At this point we'd started from the Scion showroom, gone through long hallways to the Toyota showroom to talk with the sales guy in not-his-cubicle, gone back around to some other kind of space to talk with the finance guy, gone back along another way to the cashier's window, and gone briefly outside to examine the garage and verify that they did indeed have a garage and place where people waited. Ordinarily I have a fair sense of geography but at this point I didn't know where I was or where I wanted to go, but just to confuse things as the car guy started leading somewhere he handed me the keys, lots of keys. Two sets of remote-entry keys and one valet key, and he pointed out the little metal tab on one of the remote keys which contain the secret code for re-creating the key in case of need. He recommended I keep that in a secure place, and my father recommended I not give that set to my mother. There have been incidents.
Somewhere along the line my mother wandered away and I wasn't sure where she was anymore, but the car guy lead my father and I out front through the showroom part that was near the cashier's window. He also insisted on opening the door ahead of me and waiting, which they may well feel like they should do considering the flow of money here, but that has always left me feeling awkward. My inclination is to hold the door and let everyone else go through. This also resulted in my father almost walking into me, since he was expecting me not to pause. But we made our way safely out to the car corridor out front of the dealer where my car was sitting there, waiting, with pinstripes taped at either end (with the advice to leave the tape on for 24 hours) and a sign of congratulations taped in the windshield that I didn't have time to photograph myself before the car guy and my father took it down.
My mother started taking pictures of me, though, walking around the car, and sitting in the seat for the first time since the test drive a whole eight miles earlier, when the odometer read eight.
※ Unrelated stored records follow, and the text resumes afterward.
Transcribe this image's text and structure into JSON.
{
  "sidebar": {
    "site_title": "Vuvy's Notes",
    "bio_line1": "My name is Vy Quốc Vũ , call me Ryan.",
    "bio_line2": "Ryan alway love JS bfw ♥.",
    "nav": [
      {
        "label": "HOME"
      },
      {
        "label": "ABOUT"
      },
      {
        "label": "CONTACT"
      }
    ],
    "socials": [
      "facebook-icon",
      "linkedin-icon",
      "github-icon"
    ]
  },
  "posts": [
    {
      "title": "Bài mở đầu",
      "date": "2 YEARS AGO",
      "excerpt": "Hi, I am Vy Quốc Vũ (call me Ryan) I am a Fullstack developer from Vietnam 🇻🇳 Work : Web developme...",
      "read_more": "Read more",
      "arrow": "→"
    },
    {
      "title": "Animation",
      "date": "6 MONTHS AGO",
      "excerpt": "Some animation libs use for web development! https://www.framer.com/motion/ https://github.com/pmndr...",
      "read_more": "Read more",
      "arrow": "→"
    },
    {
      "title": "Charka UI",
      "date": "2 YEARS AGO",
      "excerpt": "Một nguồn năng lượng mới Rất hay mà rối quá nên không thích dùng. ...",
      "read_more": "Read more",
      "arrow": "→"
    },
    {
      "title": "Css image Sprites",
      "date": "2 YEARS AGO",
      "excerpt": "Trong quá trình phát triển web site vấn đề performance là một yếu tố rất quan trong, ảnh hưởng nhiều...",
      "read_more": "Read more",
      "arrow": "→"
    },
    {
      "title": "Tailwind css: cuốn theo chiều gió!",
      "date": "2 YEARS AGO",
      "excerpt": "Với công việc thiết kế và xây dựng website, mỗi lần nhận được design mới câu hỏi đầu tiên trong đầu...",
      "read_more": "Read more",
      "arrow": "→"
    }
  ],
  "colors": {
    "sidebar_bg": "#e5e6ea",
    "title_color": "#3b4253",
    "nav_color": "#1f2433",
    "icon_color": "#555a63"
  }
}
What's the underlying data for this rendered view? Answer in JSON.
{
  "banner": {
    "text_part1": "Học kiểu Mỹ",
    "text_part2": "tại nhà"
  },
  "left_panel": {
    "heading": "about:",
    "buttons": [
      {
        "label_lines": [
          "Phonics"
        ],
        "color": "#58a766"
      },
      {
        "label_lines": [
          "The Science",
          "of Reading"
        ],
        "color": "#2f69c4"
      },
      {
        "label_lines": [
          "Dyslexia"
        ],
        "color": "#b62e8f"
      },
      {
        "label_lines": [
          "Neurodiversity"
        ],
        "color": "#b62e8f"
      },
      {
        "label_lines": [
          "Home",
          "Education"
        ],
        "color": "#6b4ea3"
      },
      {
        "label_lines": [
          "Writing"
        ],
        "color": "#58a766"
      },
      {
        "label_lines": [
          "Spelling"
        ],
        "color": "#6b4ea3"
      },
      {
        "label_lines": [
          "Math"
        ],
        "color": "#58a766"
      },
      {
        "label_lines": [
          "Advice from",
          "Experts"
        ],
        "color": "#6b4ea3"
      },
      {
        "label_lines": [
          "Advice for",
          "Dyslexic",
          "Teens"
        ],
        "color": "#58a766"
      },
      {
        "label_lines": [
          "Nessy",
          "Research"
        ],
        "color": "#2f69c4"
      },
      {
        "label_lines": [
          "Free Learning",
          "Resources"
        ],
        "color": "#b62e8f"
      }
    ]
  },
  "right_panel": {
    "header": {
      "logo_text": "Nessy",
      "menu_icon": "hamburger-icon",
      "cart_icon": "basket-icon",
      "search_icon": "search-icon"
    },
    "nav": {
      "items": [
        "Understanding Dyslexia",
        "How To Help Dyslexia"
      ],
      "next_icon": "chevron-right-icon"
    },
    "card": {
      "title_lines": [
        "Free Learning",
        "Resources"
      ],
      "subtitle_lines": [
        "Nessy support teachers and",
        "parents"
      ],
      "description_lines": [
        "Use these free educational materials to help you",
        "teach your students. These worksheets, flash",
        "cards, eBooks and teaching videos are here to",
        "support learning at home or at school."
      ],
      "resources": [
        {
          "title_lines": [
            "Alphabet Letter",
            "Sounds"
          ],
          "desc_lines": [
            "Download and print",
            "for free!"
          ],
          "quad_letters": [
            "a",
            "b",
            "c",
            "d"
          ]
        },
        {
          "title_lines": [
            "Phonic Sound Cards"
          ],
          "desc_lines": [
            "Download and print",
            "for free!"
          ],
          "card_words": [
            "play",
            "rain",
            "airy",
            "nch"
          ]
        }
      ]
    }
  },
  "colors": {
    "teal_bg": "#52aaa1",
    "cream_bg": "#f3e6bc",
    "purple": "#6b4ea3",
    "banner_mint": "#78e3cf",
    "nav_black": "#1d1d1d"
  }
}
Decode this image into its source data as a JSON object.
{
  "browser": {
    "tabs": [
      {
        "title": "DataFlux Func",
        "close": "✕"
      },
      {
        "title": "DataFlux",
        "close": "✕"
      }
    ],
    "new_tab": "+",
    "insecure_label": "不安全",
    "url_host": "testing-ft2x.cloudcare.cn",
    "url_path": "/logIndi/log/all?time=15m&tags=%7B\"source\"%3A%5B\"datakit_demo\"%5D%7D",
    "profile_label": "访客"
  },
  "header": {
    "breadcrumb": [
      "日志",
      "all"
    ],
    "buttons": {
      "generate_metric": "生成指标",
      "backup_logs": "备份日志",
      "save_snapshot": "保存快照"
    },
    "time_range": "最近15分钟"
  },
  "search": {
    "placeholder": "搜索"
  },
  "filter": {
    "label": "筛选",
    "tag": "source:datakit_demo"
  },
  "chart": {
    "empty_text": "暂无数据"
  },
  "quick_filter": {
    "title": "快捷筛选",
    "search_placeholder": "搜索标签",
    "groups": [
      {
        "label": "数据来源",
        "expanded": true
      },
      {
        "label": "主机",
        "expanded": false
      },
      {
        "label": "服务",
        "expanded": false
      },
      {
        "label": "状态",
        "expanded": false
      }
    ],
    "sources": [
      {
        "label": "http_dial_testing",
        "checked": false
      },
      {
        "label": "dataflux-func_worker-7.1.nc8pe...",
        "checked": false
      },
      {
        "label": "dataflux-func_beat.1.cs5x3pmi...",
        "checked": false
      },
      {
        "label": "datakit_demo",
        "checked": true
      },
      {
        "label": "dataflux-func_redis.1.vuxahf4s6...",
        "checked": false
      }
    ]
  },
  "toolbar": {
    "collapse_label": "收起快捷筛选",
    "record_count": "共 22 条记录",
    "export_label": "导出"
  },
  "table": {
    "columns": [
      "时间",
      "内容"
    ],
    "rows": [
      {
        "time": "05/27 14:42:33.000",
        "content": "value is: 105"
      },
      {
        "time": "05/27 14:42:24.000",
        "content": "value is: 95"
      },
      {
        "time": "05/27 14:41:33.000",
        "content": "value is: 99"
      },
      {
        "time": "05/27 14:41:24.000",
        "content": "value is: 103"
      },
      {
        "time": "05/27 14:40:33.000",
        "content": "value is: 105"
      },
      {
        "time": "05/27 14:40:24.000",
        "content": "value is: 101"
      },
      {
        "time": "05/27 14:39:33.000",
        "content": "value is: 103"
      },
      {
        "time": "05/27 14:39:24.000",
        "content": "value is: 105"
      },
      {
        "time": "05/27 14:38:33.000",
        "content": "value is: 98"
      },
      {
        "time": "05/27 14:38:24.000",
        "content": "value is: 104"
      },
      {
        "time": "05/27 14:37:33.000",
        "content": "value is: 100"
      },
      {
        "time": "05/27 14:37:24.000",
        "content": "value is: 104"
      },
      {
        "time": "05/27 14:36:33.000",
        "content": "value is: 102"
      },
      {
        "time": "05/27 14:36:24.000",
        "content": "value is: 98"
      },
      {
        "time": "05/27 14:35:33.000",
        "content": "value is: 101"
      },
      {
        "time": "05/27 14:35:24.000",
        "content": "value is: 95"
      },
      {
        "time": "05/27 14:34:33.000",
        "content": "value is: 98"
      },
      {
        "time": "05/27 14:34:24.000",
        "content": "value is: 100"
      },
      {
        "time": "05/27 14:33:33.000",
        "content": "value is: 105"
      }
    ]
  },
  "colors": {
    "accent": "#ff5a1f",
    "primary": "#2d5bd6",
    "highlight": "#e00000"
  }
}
My father had decided to take the first ride along, as my mother had been along for my test drive, and I finally got my camera out enough to take a few pictures of myself in the seat of my own car, and backing out very carefully at the sales guy's direction so as not to hit the rows of cars on display there. It was time for my first drive in my new car.
Trivia: In 1969 the Chicago and North Western was the United States's only profitable commuter railroad. Source: The Go-Go Years, John Brooks.
Currently Reading: All On Fire: William Lloyd Garrison and the Abolition of Slavery, Henry Mayer.